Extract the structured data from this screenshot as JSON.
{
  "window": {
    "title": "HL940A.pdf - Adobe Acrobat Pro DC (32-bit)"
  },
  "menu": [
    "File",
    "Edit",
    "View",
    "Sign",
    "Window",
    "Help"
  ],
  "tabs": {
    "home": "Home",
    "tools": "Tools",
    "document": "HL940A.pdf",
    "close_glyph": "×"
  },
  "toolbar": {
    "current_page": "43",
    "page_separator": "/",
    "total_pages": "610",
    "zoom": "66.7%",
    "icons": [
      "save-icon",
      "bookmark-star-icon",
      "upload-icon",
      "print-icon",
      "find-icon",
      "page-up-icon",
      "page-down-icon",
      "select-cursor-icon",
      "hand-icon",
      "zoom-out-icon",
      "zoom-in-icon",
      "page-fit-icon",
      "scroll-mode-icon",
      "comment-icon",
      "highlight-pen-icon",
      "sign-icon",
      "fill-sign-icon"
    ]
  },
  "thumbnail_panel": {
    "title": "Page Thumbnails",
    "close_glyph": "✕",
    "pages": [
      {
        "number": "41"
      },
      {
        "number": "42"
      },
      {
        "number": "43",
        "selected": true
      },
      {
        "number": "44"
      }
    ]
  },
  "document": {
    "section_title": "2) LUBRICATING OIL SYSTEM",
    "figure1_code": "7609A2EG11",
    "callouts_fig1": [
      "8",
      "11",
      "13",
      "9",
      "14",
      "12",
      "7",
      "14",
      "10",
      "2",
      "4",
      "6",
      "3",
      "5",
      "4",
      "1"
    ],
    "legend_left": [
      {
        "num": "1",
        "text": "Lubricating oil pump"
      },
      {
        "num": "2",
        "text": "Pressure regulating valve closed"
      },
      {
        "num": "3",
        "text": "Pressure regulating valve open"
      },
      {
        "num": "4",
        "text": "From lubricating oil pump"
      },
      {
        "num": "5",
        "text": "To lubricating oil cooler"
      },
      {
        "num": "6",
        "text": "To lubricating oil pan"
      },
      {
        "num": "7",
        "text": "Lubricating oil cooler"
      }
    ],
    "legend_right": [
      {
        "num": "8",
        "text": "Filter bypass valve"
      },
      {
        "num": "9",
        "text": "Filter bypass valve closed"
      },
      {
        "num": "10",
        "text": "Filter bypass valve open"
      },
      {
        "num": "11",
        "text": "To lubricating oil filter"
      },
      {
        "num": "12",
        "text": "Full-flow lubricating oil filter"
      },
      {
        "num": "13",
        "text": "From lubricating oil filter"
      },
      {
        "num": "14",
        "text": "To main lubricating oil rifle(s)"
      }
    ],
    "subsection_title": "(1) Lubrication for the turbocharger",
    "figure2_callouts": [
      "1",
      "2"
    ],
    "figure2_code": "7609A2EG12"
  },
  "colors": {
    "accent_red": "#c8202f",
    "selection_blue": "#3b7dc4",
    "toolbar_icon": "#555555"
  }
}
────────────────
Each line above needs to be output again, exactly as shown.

### Solved problem
Extract the structured data from this screenshot as JSON.
{
  "window": {
    "title": "HL940A.pdf - Adobe Acrobat Pro DC (32-bit)"
  },
  "menu": [
    "File",
    "Edit",
    "View",
    "Sign",
    "Window",
    "Help"
  ],
  "tabs": {
    "home": "Home",
    "tools": "Tools",
    "document": "HL940A.pdf",
    "close_glyph": "×"
  },
  "toolbar": {
    "current_page": "43",
    "page_separator": "/",
    "total_pages": "610",
    "zoom": "66.7%",
    "icons": [
      "save-icon",
      "bookmark-star-icon",
      "upload-icon",
      "print-icon",
      "find-icon",
      "page-up-icon",
      "page-down-icon",
      "select-cursor-icon",
      "hand-icon",
      "zoom-out-icon",
      "zoom-in-icon",
      "page-fit-icon",
      "scroll-mode-icon",
      "comment-icon",
      "highlight-pen-icon",
      "sign-icon",
      "fill-sign-icon"
    ]
  },
  "thumbnail_panel": {
    "title": "Page Thumbnails",
    "close_glyph": "✕",
    "pages": [
      {
        "number": "41"
      },
      {
        "number": "42"
      },
      {
        "number": "43",
        "selected": true
      },
      {
        "number": "44"
      }
    ]
  },
  "document": {
    "section_title": "2) LUBRICATING OIL SYSTEM",
    "figure1_code": "7609A2EG11",
    "callouts_fig1": [
      "8",
      "11",
      "13",
      "9",
      "14",
      "12",
      "7",
      "14",
      "10",
      "2",
      "4",
      "6",
      "3",
      "5",
      "4",
      "1"
    ],
    "legend_left": [
      {
        "num": "1",
        "text": "Lubricating oil pump"
      },
      {
        "num": "2",
        "text": "Pressure regulating valve closed"
      },
      {
        "num": "3",
        "text": "Pressure regulating valve open"
      },
      {
        "num": "4",
        "text": "From lubricating oil pump"
      },
      {
        "num": "5",
        "text": "To lubricating oil cooler"
      },
      {
        "num": "6",
        "text": "To lubricating oil pan"
      },
      {
        "num": "7",
        "text": "Lubricating oil cooler"
      }
    ],
    "legend_right": [
      {
        "num": "8",
        "text": "Filter bypass valve"
      },
      {
        "num": "9",
        "text": "Filter bypass valve closed"
      },
      {
        "num": "10",
        "text": "Filter bypass valve open"
      },
      {
        "num": "11",
        "text": "To lubricating oil filter"
      },
      {
        "num": "12",
        "text": "Full-flow lubricating oil filter"
      },
      {
        "num": "13",
        "text": "From lubricating oil filter"
      },
      {
        "num": "14",
        "text": "To main lubricating oil rifle(s)"
      }
    ],
    "subsection_title": "(1) Lubrication for the turbocharger",
    "figure2_callouts": [
      "1",
      "2"
    ],
    "figure2_code": "7609A2EG12"
  },
  "colors": {
    "accent_red": "#c8202f",
    "selection_blue": "#3b7dc4",
    "toolbar_icon": "#555555"
  }
}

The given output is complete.